Wednesday, January 17, 2018
Wisdom Wednesday: Complementary and Alternative Medicine
People have used complementary and alternative medicine (CAM) practices for thousands of years in pursuit of health and well-being. However, rigorous, well-designed clinical trials for many CAM therapies are often lacking; therefore, the safety and effectiveness of many CAM therapies are uncertain. The National Center for Complementary and Alternative Medicine (NCCAM) is sponsoring research designed to fill this knowledge gap by building a scientific evidence base about CAM therapies - whether they are safe, whether they work for the conditions for which people use them and, if so, how they work.
Millions of American use CAM for health concerns and general wellness and spend tens of billions of dollars each year on such care. The 2007 National Health Interview Survey found that 38% of adults and 12% of children had used CAM in some form during the 12 months prior to the survey. The survey also revealed that Americans spent $33.9 billion out-of-pocket on CAM practices and products.
In 1999, NCCAM was established as the arm of the HIH to rigorously evaluate the safety and efficacy of CAM therapies, train researchers to conduct CAM research, and provide information to the public and health care professionals. Since its inception, NCCAM has funded more than 2,500 research projects to learn about how CAM therapies work as well as their safety and efficacy.
Studies have shown that spinal manipulation can provide mild-to-moderate relief from low-back pain and appears to be as effective as conventional medical treatments. Results from one trial that examined long-term effects in more than 600 people with low-back pain suggest that chiropractic care involving spinal manipulation is at least as effective as conventional medical care for up to 18 months.
In one of the largest clinical trials to date to test the safety and efficacy of acupuncture, NIH-supported researchers found that acupuncture significantly reduced pain associated with osteoarthritis of the knee when used as a complement to conventional therapy. Other studies and reviews demonstrated that acupuncture provides relief for vomiting and nausea from chemotherapy, shows possible effect for tension headaches, and that acupuncture and simulated acupuncture can both provide relief for those suffering from low-back pain.
Results from a long-term NIH-supported study revealed that people who took the dietary supplements glucosamine and chondroitin for osteoarthritis of the knee had outcomes similar to those experienced by people who took the drug celecoxib or placebo.
People with fibromyalgia may benefit from practicing tai chi according to a study in 66 people.

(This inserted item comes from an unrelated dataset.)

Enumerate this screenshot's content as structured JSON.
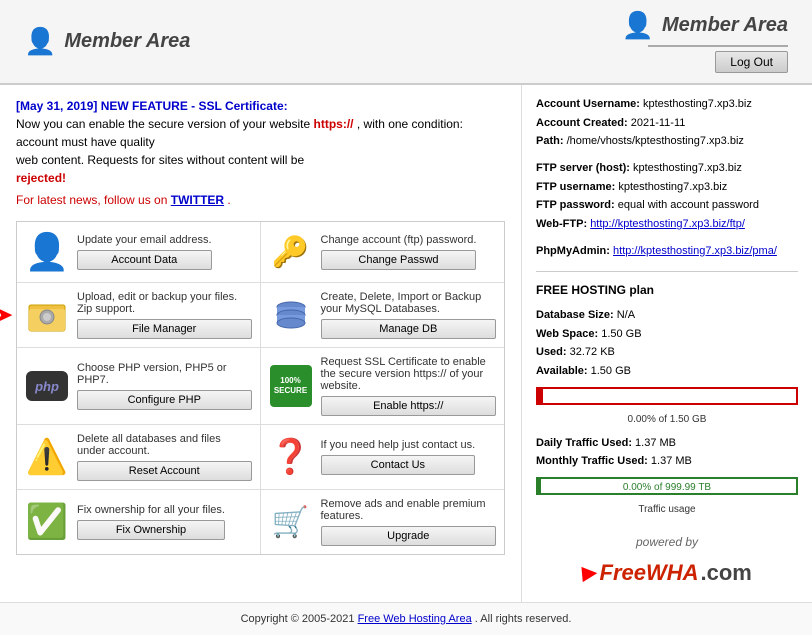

NIH is poised to make major discoveries in understanding CAM therapies and to use this information to expand the horizons of health care. There is limited information about the safety of many natural products, including data about toxicity or interactions with drugs or other natural products. Through the CAM research supported by NIH, Americans will have the scientific evidence they need to support the integration of a variety of CAM therapies into conventional medical settings.
I think the last sentence says it all, Americans (think American healthcare) don’t have the scientific evidence they need to support CAM therapies. All NIH really needs to do is look beyond our borders as there is a significant body of evidence to support CAM therapies. Australia, India, China and Europe have conducted tens of thousands of studies on a wide range of CAM therapies.
For example, the Australian study on chiropractic care published in 1976 still ranks as a much more definitive study than anything NIH has supported here in the U.S. PubMed, a service of NIH lists over 500 studies on Boswellia and more than 1,000 on Echinacea. These are all from peer-reviewed journals posted on the NIH website, but totally ignored by NCCAM.
The Bottom Line:
NCCAM is fifty years behind the rest of the world. Their “research” does little beyond adding conventional support to therapies that have been well established for generations. They are “poised” to remain irrelevant until they review the current literature and support meaningful studies.
Source: National Institutes of Health